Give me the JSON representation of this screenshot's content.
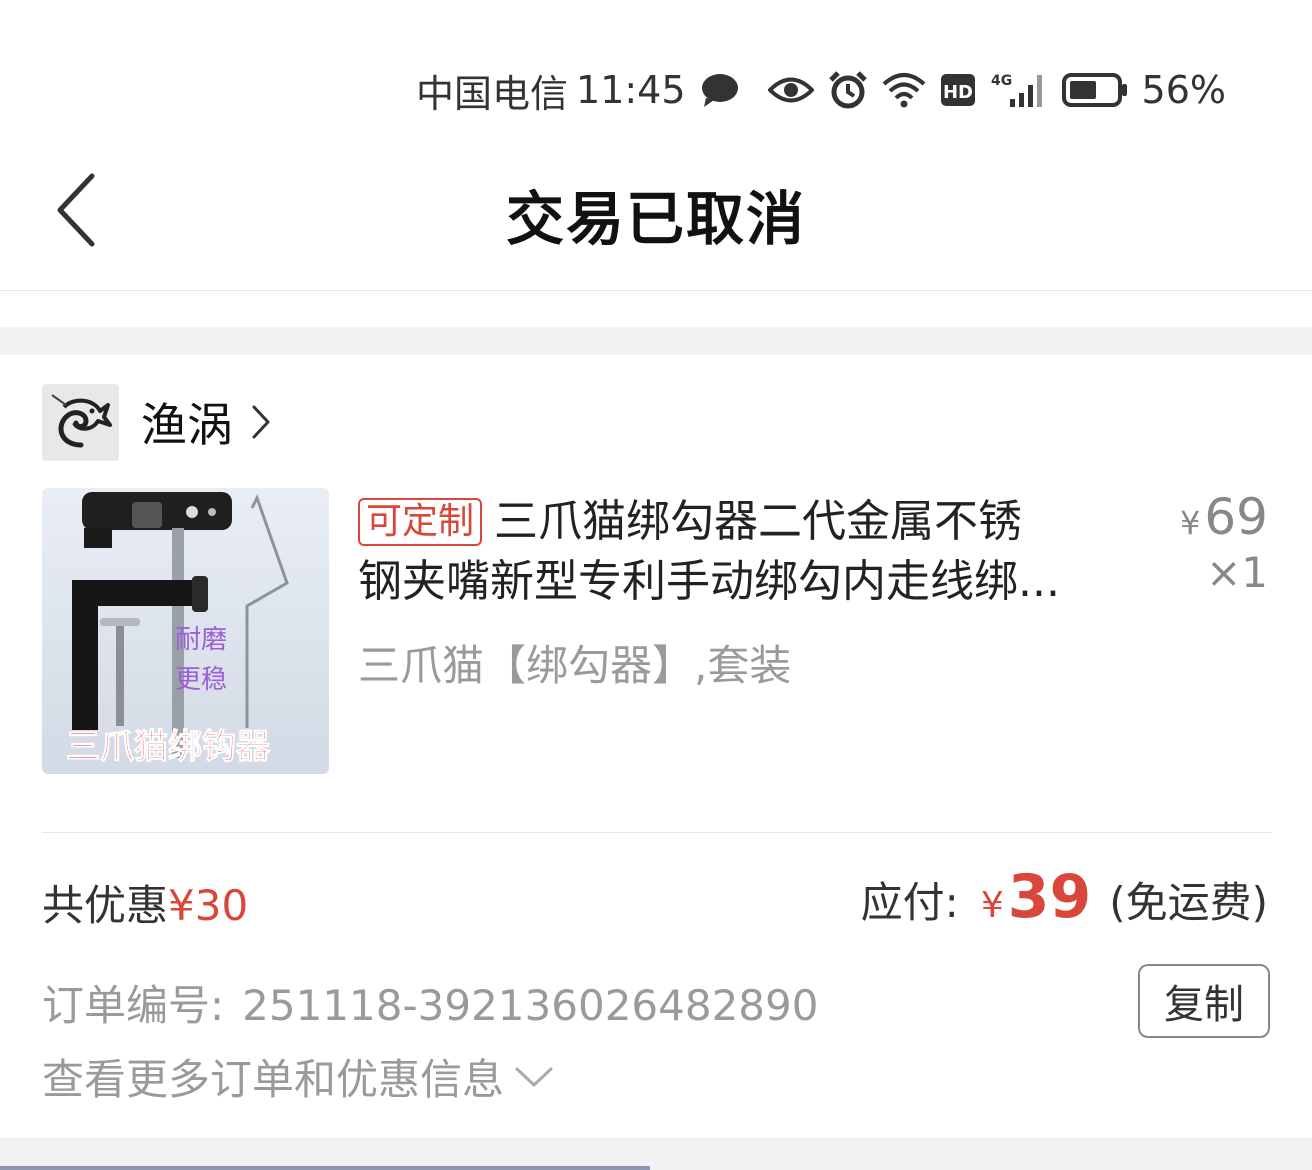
{
  "status_bar": {
    "carrier": "中国电信",
    "time": "11:45",
    "network": "4G",
    "hd": "HD",
    "battery": "56%",
    "icons": [
      "message-icon",
      "eye-icon",
      "alarm-icon",
      "wifi-icon",
      "hd-icon",
      "signal-icon",
      "battery-icon"
    ]
  },
  "navbar": {
    "back_icon": "chevron-left-icon",
    "title": "交易已取消"
  },
  "shop": {
    "name": "渔涡",
    "logo_icon": "fish-logo-icon",
    "chevron_icon": "chevron-right-icon"
  },
  "product": {
    "tag": "可定制",
    "title_line1": "三爪猫绑勾器二代金属不锈",
    "title_line2": "钢夹嘴新型专利手动绑勾内走线绑...",
    "variant": "三爪猫【绑勾器】,套装",
    "price_symbol": "¥",
    "price": "69",
    "quantity": "×1",
    "image_overlay": {
      "side_text1": "耐磨",
      "side_text2": "更稳",
      "caption": "三爪猫绑钩器"
    }
  },
  "summary": {
    "discount_label": "共优惠",
    "discount_value": "¥30",
    "pay_label": "应付:",
    "pay_symbol": "¥",
    "pay_amount": "39",
    "shipping_note": "(免运费)"
  },
  "order": {
    "number_label": "订单编号:",
    "number": "251118-392136026482890",
    "copy_label": "复制",
    "more_label": "查看更多订单和优惠信息"
  },
  "colors": {
    "accent_red": "#d9463b",
    "gray_text": "#9a9a9a",
    "background_gap": "#f2f2f2"
  }
}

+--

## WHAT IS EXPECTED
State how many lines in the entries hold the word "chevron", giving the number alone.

## RESPONSE
2